= Beginning of Section =

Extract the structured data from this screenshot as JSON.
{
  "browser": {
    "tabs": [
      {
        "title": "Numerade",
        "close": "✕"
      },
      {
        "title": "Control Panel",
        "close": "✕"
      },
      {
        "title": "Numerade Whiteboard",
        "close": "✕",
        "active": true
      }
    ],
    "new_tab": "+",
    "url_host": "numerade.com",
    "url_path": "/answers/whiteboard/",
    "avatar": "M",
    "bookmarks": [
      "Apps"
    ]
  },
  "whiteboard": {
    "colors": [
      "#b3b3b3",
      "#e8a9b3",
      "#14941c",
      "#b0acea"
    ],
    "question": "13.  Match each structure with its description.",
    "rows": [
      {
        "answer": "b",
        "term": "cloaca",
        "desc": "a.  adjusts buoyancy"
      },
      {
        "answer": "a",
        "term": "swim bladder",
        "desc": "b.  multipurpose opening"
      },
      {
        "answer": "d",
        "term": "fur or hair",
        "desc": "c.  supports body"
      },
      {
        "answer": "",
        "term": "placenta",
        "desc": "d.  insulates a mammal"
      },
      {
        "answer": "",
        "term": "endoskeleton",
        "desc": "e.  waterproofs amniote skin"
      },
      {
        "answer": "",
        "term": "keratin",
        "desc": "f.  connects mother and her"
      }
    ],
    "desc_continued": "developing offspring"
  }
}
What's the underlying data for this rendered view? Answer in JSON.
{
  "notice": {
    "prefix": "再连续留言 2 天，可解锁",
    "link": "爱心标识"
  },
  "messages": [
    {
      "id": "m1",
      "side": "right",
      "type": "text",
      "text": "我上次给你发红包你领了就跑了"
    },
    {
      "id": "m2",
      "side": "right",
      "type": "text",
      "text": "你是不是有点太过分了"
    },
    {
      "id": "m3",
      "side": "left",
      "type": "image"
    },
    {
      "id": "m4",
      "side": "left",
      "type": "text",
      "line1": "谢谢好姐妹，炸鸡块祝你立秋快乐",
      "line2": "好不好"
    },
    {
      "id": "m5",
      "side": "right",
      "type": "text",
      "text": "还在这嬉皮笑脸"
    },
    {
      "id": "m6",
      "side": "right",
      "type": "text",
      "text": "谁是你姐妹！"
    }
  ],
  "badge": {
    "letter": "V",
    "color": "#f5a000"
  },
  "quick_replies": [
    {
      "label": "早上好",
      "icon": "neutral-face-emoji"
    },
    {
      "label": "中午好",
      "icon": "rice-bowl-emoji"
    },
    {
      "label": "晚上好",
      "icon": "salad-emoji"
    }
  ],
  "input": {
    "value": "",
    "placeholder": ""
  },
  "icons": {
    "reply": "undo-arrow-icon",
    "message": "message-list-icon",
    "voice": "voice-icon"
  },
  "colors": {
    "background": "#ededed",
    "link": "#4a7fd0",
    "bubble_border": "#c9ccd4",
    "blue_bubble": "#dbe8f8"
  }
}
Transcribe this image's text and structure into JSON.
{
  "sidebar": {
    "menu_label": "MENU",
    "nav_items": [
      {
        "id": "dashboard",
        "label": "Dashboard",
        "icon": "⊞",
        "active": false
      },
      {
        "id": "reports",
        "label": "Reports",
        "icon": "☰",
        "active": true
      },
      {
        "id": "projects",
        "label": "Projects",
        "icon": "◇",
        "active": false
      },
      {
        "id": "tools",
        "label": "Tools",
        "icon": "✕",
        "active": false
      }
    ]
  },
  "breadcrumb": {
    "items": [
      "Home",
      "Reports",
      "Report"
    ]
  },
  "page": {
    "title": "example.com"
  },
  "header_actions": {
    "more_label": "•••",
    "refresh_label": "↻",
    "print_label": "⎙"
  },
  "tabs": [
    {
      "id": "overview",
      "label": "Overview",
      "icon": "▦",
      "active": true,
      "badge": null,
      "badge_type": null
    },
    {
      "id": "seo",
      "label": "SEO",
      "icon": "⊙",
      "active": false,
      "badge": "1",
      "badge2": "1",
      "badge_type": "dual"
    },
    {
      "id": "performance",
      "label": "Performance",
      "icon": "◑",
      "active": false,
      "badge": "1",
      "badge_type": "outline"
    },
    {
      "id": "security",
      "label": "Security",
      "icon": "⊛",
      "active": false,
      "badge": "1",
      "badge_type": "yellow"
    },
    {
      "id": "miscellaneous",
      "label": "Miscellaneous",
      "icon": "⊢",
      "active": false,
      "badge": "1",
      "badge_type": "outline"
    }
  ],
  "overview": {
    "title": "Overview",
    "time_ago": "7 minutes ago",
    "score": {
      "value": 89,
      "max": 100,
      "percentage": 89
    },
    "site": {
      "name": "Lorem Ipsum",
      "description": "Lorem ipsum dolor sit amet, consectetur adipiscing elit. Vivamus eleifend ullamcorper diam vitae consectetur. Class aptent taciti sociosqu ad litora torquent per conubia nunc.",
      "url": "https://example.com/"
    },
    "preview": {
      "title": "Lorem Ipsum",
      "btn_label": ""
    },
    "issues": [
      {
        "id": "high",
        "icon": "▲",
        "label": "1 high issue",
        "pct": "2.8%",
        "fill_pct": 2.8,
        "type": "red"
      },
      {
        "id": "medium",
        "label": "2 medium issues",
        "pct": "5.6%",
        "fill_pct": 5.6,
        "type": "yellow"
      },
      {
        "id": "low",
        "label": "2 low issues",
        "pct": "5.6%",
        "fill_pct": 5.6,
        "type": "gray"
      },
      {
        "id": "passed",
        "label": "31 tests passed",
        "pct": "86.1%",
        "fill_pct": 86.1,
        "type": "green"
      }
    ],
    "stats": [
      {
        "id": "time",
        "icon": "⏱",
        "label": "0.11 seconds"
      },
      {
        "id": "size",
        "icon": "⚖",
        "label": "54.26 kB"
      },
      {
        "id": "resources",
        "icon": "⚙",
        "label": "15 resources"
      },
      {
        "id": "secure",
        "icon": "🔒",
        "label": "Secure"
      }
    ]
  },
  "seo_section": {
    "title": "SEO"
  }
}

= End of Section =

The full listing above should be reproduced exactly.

Extract the structured data from this screenshot as JSON.
{
  "browser": {
    "tabs": [
      {
        "title": "Numerade",
        "close": "✕"
      },
      {
        "title": "Control Panel",
        "close": "✕"
      },
      {
        "title": "Numerade Whiteboard",
        "close": "✕",
        "active": true
      }
    ],
    "new_tab": "+",
    "url_host": "numerade.com",
    "url_path": "/answers/whiteboard/",
    "avatar": "M",
    "bookmarks": [
      "Apps"
    ]
  },
  "whiteboard": {
    "colors": [
      "#b3b3b3",
      "#e8a9b3",
      "#14941c",
      "#b0acea"
    ],
    "question": "13.  Match each structure with its description.",
    "rows": [
      {
        "answer": "b",
        "term": "cloaca",
        "desc": "a.  adjusts buoyancy"
      },
      {
        "answer": "a",
        "term": "swim bladder",
        "desc": "b.  multipurpose opening"
      },
      {
        "answer": "d",
        "term": "fur or hair",
        "desc": "c.  supports body"
      },
      {
        "answer": "",
        "term": "placenta",
        "desc": "d.  insulates a mammal"
      },
      {
        "answer": "",
        "term": "endoskeleton",
        "desc": "e.  waterproofs amniote skin"
      },
      {
        "answer": "",
        "term": "keratin",
        "desc": "f.  connects mother and her"
      }
    ],
    "desc_continued": "developing offspring"
  }
}
What's the underlying data for this rendered view? Answer in JSON.
{
  "notice": {
    "prefix": "再连续留言 2 天，可解锁",
    "link": "爱心标识"
  },
  "messages": [
    {
      "id": "m1",
      "side": "right",
      "type": "text",
      "text": "我上次给你发红包你领了就跑了"
    },
    {
      "id": "m2",
      "side": "right",
      "type": "text",
      "text": "你是不是有点太过分了"
    },
    {
      "id": "m3",
      "side": "left",
      "type": "image"
    },
    {
      "id": "m4",
      "side": "left",
      "type": "text",
      "line1": "谢谢好姐妹，炸鸡块祝你立秋快乐",
      "line2": "好不好"
    },
    {
      "id": "m5",
      "side": "right",
      "type": "text",
      "text": "还在这嬉皮笑脸"
    },
    {
      "id": "m6",
      "side": "right",
      "type": "text",
      "text": "谁是你姐妹！"
    }
  ],
  "badge": {
    "letter": "V",
    "color": "#f5a000"
  },
  "quick_replies": [
    {
      "label": "早上好",
      "icon": "neutral-face-emoji"
    },
    {
      "label": "中午好",
      "icon": "rice-bowl-emoji"
    },
    {
      "label": "晚上好",
      "icon": "salad-emoji"
    }
  ],
  "input": {
    "value": "",
    "placeholder": ""
  },
  "icons": {
    "reply": "undo-arrow-icon",
    "message": "message-list-icon",
    "voice": "voice-icon"
  },
  "colors": {
    "background": "#ededed",
    "link": "#4a7fd0",
    "bubble_border": "#c9ccd4",
    "blue_bubble": "#dbe8f8"
  }
}
Transcribe this image's text and structure into JSON.
{
  "sidebar": {
    "menu_label": "MENU",
    "nav_items": [
      {
        "id": "dashboard",
        "label": "Dashboard",
        "icon": "⊞",
        "active": false
      },
      {
        "id": "reports",
        "label": "Reports",
        "icon": "☰",
        "active": true
      },
      {
        "id": "projects",
        "label": "Projects",
        "icon": "◇",
        "active": false
      },
      {
        "id": "tools",
        "label": "Tools",
        "icon": "✕",
        "active": false
      }
    ]
  },
  "breadcrumb": {
    "items": [
      "Home",
      "Reports",
      "Report"
    ]
  },
  "page": {
    "title": "example.com"
  },
  "header_actions": {
    "more_label": "•••",
    "refresh_label": "↻",
    "print_label": "⎙"
  },
  "tabs": [
    {
      "id": "overview",
      "label": "Overview",
      "icon": "▦",
      "active": true,
      "badge": null,
      "badge_type": null
    },
    {
      "id": "seo",
      "label": "SEO",
      "icon": "⊙",
      "active": false,
      "badge": "1",
      "badge2": "1",
      "badge_type": "dual"
    },
    {
      "id": "performance",
      "label": "Performance",
      "icon": "◑",
      "active": false,
      "badge": "1",
      "badge_type": "outline"
    },
    {
      "id": "security",
      "label": "Security",
      "icon": "⊛",
      "active": false,
      "badge": "1",
      "badge_type": "yellow"
    },
    {
      "id": "miscellaneous",
      "label": "Miscellaneous",
      "icon": "⊢",
      "active": false,
      "badge": "1",
      "badge_type": "outline"
    }
  ],
  "overview": {
    "title": "Overview",
    "time_ago": "7 minutes ago",
    "score": {
      "value": 89,
      "max": 100,
      "percentage": 89
    },
    "site": {
      "name": "Lorem Ipsum",
      "description": "Lorem ipsum dolor sit amet, consectetur adipiscing elit. Vivamus eleifend ullamcorper diam vitae consectetur. Class aptent taciti sociosqu ad litora torquent per conubia nunc.",
      "url": "https://example.com/"
    },
    "preview": {
      "title": "Lorem Ipsum",
      "btn_label": ""
    },
    "issues": [
      {
        "id": "high",
        "icon": "▲",
        "label": "1 high issue",
        "pct": "2.8%",
        "fill_pct": 2.8,
        "type": "red"
      },
      {
        "id": "medium",
        "label": "2 medium issues",
        "pct": "5.6%",
        "fill_pct": 5.6,
        "type": "yellow"
      },
      {
        "id": "low",
        "label": "2 low issues",
        "pct": "5.6%",
        "fill_pct": 5.6,
        "type": "gray"
      },
      {
        "id": "passed",
        "label": "31 tests passed",
        "pct": "86.1%",
        "fill_pct": 86.1,
        "type": "green"
      }
    ],
    "stats": [
      {
        "id": "time",
        "icon": "⏱",
        "label": "0.11 seconds"
      },
      {
        "id": "size",
        "icon": "⚖",
        "label": "54.26 kB"
      },
      {
        "id": "resources",
        "icon": "⚙",
        "label": "15 resources"
      },
      {
        "id": "secure",
        "icon": "🔒",
        "label": "Secure"
      }
    ]
  },
  "seo_section": {
    "title": "SEO"
  }
}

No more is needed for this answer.